New oil and gas licences detrimental to health
The announcement today that at least 100 new oil and gas licences will be issued for the North Sea is a decision by the UK government that undoes decades of leadership on climate change just when true commitment cannot be delayed.
Last week, United Nations Secretary General, Antonio Guterres warned that we are entering a period of global boiling as heatwaves were felt across many countries, and July 2023 was reported to be the hottest month on record.
In the UK, more than 3000 excess deaths were recorded in England and Wales during the heatwaves between June and August 2022, and without adequate action heat-related deaths are expected to rise to about 7000 a year by the 2050s. Health leaders have consistently warned of increasing risk to life with a higher frequency of extreme health events as the planet continues to warm. People’s capacity to work and exercise outdoors is also affected by temperature and humidity, impacting on mental and physical health.
The Lancet has reported that more than 60% of health professionals are very worried about climate change and the implications for health. In the wider population, climate change is the second biggest concern facing adults in the UK (75%) according to the Office for National Statistics; the rising cost of living being the main concern (79%).
The mining and burning of fossil fuels are the primary drivers of global heating and multiple organisations including the UN, International Committee on Climate Change and World Health Organisation have called for an urgent transition to renewable energy and an end to our reliance on fossil fuels.
Antonio Guterres has said to global leaders, “You cannot claim to be green while your plans and projects undermine the 2050 net zero target and ignore the major emissions cuts that must occur this decade.”
In the UK, the Climate Change Committee has reported that emissions from refineries and oil and gas production have increased from 2021 to 2022. They downgraded the government’s progress on renewables due to the lack of a credible strategy for decarbonising electricity supply by 2035 including commitments for offshore wind (four times current level) and solar (five times current level).
The 2022 Lancet Countdown report showed that in 2020-21, the UK government continued to commit significantly more resources to supporting fossil fuel-based energy than clean energy sources. If the government is to meet its ambition of having 95% of its electricity come from low carbon sources by 2030, it needs to rapidly accelerate the transition from fossil fuels to renewables. The contrary approach of expanding UK reliance on domestic production of gas and oil will take a decade or more to deliver and do nothing to alleviate fuel poverty.
Instead of issuing new licences for fossil fuels, an ambitious programme of retrofitting, insulation and clean heat generation in all homes and public buildings can reduce fuel consumption and cost. As well as cutting greenhouse gas emissions, such actions create jobs, improve health, and if done in the right way through targeted subsidies can help alleviate poverty and the need for social security.

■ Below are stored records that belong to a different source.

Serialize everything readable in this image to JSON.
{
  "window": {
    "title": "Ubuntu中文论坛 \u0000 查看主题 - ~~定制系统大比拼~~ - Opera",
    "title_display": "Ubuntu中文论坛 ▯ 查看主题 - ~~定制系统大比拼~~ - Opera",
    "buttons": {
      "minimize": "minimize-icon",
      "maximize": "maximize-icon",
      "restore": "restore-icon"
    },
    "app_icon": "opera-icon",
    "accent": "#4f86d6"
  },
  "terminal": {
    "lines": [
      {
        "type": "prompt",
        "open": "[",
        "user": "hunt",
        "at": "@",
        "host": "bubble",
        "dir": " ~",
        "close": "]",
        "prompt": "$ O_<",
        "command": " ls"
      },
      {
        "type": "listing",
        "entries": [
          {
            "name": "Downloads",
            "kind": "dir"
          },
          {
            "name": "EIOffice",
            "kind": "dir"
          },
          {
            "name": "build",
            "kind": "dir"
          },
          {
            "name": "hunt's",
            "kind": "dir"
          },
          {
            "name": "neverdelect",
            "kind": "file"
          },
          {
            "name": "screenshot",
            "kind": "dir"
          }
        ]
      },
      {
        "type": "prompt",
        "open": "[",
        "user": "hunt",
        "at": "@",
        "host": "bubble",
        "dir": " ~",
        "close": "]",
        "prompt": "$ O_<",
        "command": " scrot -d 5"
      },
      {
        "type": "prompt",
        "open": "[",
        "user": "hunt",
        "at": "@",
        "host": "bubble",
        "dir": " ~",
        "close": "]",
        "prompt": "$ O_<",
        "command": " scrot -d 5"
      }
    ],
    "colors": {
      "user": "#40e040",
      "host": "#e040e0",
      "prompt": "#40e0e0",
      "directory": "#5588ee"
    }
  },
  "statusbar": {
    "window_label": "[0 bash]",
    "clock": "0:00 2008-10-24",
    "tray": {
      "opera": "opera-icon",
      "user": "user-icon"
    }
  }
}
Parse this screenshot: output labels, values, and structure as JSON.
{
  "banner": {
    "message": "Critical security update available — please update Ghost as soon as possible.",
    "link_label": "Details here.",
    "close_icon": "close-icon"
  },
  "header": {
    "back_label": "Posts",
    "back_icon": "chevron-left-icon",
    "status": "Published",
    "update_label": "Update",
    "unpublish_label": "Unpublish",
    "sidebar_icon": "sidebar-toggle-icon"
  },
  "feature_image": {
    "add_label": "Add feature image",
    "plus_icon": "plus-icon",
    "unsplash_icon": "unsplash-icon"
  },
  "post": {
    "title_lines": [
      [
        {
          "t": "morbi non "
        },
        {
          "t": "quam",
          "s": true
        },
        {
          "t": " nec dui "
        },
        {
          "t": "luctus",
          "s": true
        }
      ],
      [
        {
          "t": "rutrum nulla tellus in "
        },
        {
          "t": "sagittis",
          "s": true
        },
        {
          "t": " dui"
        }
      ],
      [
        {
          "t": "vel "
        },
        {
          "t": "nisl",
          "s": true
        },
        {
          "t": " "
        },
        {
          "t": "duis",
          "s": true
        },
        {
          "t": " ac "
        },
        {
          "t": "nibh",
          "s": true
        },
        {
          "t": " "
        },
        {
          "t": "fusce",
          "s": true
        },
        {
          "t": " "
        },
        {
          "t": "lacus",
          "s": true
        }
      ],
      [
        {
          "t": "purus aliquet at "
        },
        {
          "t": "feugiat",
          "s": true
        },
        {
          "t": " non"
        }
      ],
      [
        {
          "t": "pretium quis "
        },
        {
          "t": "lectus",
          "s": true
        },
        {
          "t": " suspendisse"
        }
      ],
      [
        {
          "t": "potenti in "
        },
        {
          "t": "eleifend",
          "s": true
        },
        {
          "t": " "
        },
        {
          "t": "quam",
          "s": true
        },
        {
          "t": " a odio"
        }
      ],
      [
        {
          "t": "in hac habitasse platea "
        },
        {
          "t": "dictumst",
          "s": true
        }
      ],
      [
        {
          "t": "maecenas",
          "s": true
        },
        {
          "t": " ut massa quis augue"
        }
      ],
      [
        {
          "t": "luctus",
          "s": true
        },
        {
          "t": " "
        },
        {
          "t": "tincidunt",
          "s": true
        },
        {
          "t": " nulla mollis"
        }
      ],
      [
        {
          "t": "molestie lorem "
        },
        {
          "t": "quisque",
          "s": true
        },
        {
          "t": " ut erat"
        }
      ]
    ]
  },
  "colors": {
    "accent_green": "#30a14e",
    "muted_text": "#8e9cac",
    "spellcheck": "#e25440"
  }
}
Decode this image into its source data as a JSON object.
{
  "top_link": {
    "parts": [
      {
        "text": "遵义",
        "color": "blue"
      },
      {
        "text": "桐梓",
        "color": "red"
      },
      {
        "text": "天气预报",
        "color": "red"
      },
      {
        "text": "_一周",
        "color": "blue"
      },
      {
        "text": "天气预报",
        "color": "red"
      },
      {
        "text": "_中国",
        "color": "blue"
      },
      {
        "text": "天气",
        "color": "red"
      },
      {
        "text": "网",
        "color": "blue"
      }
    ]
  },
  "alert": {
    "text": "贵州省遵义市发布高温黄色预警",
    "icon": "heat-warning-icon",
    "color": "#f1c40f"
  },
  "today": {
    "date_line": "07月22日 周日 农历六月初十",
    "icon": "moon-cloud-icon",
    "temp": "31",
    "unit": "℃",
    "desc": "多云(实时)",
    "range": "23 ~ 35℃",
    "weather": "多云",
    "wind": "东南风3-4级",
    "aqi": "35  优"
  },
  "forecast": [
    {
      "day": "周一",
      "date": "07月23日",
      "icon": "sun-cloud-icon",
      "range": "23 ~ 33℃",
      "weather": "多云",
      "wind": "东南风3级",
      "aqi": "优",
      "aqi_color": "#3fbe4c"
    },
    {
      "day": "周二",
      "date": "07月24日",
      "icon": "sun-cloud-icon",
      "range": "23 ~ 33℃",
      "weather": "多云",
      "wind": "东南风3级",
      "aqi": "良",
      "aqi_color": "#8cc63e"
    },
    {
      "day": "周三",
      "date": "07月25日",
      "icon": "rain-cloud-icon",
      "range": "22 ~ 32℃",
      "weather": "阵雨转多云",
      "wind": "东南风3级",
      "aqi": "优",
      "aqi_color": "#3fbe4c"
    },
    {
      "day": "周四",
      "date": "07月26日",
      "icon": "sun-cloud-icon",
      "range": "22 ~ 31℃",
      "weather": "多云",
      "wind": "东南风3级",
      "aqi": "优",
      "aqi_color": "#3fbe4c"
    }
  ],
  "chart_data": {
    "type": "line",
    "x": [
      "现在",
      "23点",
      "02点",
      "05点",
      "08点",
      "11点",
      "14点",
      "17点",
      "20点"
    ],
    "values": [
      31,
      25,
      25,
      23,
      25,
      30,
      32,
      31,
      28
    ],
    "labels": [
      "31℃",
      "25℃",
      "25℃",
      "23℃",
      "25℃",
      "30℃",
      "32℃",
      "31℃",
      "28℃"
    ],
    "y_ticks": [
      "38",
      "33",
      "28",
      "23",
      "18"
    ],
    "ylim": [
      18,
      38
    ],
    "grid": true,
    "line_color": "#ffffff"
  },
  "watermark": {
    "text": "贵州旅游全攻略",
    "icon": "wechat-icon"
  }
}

A just transition away from fossil fuels will also improve the UK’s national energy security.
The UK government’s decision to issue new oil and gas licences is detrimental to the health of humans and nature, and our ambitions to mitigate and adapt to climate change. It should be urgently withdrawn.